Taxonomists will never take an interest in our plant because we don't have collection data but you never know, a similar plant may be found in the wild and given a new varietal name. In the meantime, I'm changing my label to V. aff platynema var. flava. If you want to be extra careful perhaps just V. platynema but not V. platynema var. rosea.
To possibly ‘add chaos to confusion', did you know that there is a plant doing the rounds as Vriesea fosteriana x fenestralis with flowers identical to our alleged V. platynema var. rosea? What I find interesting is that both V. fosteriana and to a lesser extent V. fenestralis have spotted floral bracts and yet the supposed hybrid has none. Perhaps, when your V. fosteriana x fenestralis flowers, you may like to check for spots or check it against the V. platynema var. flava description.
What's going to happen to Peter's V. platynema var. variegata? Well, he tells me it was grown from seed and does not appear to be offsetting! Problem solved? Well, it may be but we must remember that only rarely do we get variegation transmitted via seed and to my mind the plant should have been called `discolor' in the first place to save argument. Perhaps we'll allow Peter to keep var. variegata as a herbarium specimen. May it R.I.P.
Meanwhile, please keep a look out for a V. platynema which has totally red floral bracts and let me know when you find one.
Addendum. In 2003 when in Melbourne it was a great surprise to find a true V. platynema var. platynema in flower in the collection of Mick Romanowski. See photos above.

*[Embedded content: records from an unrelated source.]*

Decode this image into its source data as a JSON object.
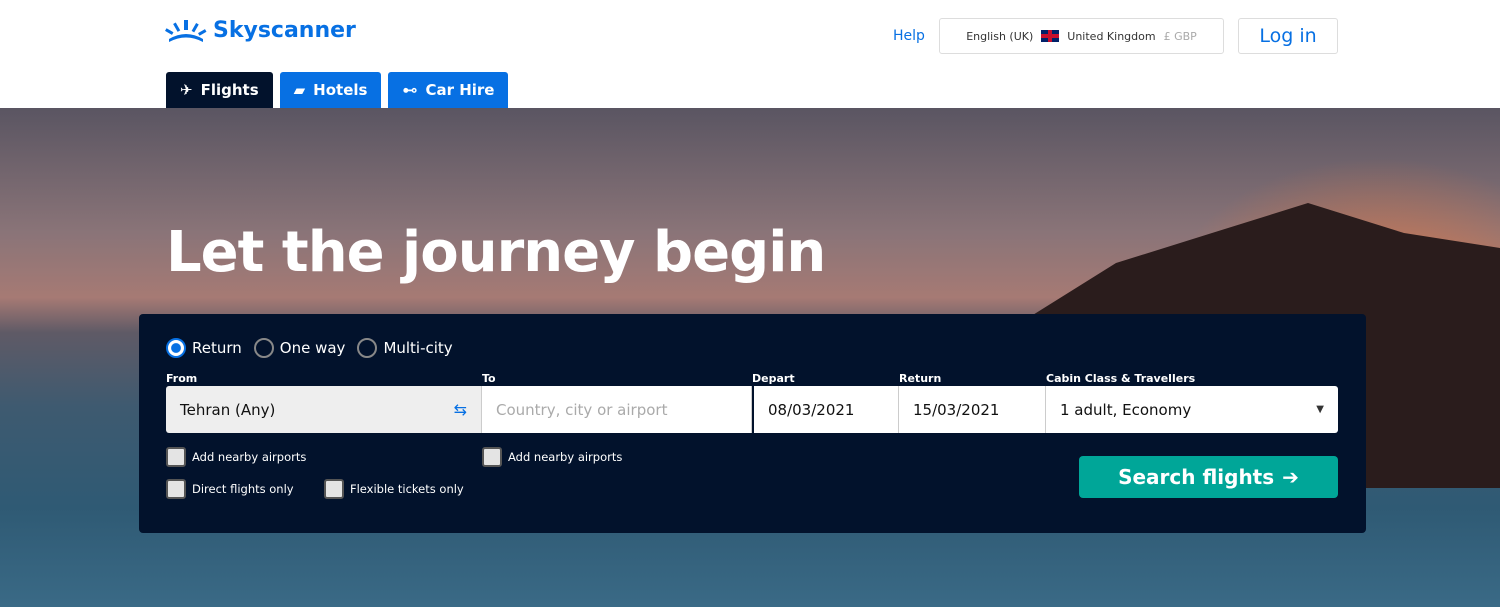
{
  "header": {
    "brand": "Skyscanner",
    "help": "Help",
    "language": "English (UK)",
    "country": "United Kingdom",
    "currency": "£ GBP",
    "login": "Log in"
  },
  "tabs": [
    {
      "label": "Flights",
      "icon": "plane-icon"
    },
    {
      "label": "Hotels",
      "icon": "bed-icon"
    },
    {
      "label": "Car Hire",
      "icon": "car-icon"
    }
  ],
  "hero": {
    "headline": "Let the journey begin"
  },
  "search": {
    "trip_types": [
      "Return",
      "One way",
      "Multi-city"
    ],
    "selected_trip": "Return",
    "from_label": "From",
    "from_value": "Tehran (Any)",
    "to_label": "To",
    "to_placeholder": "Country, city or airport",
    "depart_label": "Depart",
    "depart_value": "08/03/2021",
    "return_label": "Return",
    "return_value": "15/03/2021",
    "cabin_label": "Cabin Class & Travellers",
    "cabin_value": "1 adult, Economy",
    "nearby_from": "Add nearby airports",
    "nearby_to": "Add nearby airports",
    "direct": "Direct flights only",
    "flexible": "Flexible tickets only",
    "submit": "Search flights"
  },
  "colors": {
    "brand": "#0770e3",
    "panel": "#02122c",
    "search_button": "#00a698"
  }
}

The following plants are "as labelled".
Vriesea platynema var. flava
|Richard Harper, labelled "flava".
Vriesea platynema var. Variegata
|Richard Harper, The Brom Place.
||Photo Ken Woods, plant Daryl Ganters.
||Ken Woods, Red spike.
||Ken Woods, Yellow spike.